BERLIN (AP) — German officials defended their actions ahead of last week’s devastating floods that caught many towns by surprise and left 196 people dead in Western Europe, but they conceded that lessons still need to be learned from the disaster.
As floodwaters receded Monday, authorities continued a search for more victims and intensified efforts to clean up a sodden swath of western Germany, eastern Belgium, and the Netherlands.
So far, 117 people have been confirmed dead in the worst-affected German region, Rhineland-Palatinate, while 47 were killed in the neighboring state of North Rhine-Westphalia, and at least one in Bavaria, parts of which saw heavy rain and flooding over the weekend. The death toll in Belgium was 31.
Authorities said they were likely to find more victims among destroyed homes.
Weather officials had forecast the downpours that led to even small rivers swelling rapidly, but warnings of potentially catastrophic damage didn’t appear to have made it to many people in affected areas — often in the middle of the night.
Local authorities “tried very quickly to react,” said interior minister Roger Lewentz. “But this was an explosion of the water in moments. ... You can have the very best preparations and warning situations (but) if warning equipment is destroyed and carried away with buildings, then that is a very difficult situation.”
Cellphone networks also were knocked out by flooding.

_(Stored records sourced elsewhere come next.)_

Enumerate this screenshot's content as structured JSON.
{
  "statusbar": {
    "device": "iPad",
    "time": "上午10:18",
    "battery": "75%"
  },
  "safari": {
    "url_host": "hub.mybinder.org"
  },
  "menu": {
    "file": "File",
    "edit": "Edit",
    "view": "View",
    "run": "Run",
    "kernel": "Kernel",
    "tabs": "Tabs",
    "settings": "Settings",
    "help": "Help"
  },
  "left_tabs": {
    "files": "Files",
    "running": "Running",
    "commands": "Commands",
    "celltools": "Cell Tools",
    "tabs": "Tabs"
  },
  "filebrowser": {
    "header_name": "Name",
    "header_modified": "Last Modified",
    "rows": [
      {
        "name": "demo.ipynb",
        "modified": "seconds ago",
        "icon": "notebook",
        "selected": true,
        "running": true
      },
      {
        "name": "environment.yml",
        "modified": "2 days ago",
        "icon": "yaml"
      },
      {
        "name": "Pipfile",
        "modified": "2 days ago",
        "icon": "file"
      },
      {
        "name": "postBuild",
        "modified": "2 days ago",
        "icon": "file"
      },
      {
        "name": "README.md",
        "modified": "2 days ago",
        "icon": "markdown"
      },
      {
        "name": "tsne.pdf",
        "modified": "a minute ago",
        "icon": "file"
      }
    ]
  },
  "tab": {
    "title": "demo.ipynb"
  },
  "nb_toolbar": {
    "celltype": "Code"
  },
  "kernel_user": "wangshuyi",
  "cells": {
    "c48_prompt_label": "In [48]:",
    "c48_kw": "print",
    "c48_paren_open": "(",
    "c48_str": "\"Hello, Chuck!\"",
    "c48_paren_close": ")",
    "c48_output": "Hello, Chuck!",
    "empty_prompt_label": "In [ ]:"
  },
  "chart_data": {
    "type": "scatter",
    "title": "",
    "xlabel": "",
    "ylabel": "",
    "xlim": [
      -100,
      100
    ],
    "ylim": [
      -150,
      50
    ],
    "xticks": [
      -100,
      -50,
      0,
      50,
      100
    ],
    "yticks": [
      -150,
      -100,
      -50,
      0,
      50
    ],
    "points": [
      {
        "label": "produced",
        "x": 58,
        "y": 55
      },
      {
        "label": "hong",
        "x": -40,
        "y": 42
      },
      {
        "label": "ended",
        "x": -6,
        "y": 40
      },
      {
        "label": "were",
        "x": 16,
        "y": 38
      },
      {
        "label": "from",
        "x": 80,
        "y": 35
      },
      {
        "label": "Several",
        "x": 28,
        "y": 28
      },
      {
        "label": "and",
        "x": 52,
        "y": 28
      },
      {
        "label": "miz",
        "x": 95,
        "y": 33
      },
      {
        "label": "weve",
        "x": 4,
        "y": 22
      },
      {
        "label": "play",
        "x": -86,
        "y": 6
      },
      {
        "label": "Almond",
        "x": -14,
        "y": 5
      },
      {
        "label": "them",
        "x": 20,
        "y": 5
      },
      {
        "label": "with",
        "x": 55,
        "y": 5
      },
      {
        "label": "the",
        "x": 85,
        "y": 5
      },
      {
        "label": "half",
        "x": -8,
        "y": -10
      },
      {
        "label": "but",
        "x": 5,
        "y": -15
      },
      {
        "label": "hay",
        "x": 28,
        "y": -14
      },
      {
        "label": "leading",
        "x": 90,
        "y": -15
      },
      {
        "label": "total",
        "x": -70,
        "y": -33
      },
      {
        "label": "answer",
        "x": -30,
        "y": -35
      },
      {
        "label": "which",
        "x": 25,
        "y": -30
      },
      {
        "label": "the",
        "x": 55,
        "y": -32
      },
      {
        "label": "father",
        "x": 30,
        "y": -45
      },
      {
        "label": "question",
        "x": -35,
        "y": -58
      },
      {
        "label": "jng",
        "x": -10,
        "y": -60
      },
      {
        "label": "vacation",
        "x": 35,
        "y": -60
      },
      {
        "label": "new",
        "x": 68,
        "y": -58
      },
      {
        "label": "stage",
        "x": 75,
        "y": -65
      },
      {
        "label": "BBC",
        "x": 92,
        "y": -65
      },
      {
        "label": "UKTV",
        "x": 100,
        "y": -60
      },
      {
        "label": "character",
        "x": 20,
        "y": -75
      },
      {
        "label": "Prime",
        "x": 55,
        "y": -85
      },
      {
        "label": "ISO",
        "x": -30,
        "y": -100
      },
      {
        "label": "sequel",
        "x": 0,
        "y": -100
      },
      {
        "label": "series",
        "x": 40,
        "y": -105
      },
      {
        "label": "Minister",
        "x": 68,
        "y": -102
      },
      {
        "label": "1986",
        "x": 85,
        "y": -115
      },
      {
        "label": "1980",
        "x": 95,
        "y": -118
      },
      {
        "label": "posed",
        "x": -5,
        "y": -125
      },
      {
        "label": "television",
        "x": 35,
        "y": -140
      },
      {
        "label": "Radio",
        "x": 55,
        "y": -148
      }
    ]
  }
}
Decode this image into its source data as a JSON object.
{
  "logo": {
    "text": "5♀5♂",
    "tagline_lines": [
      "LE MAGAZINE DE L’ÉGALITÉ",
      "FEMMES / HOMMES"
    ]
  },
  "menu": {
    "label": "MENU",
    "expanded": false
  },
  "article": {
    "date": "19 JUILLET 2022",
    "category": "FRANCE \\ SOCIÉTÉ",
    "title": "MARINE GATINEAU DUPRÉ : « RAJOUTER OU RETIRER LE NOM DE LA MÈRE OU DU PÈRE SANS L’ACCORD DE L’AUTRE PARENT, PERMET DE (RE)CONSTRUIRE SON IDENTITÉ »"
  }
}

Federal and state authorities faced criticism from some opposition politicians over the disaster, which comes as a national election looms in September.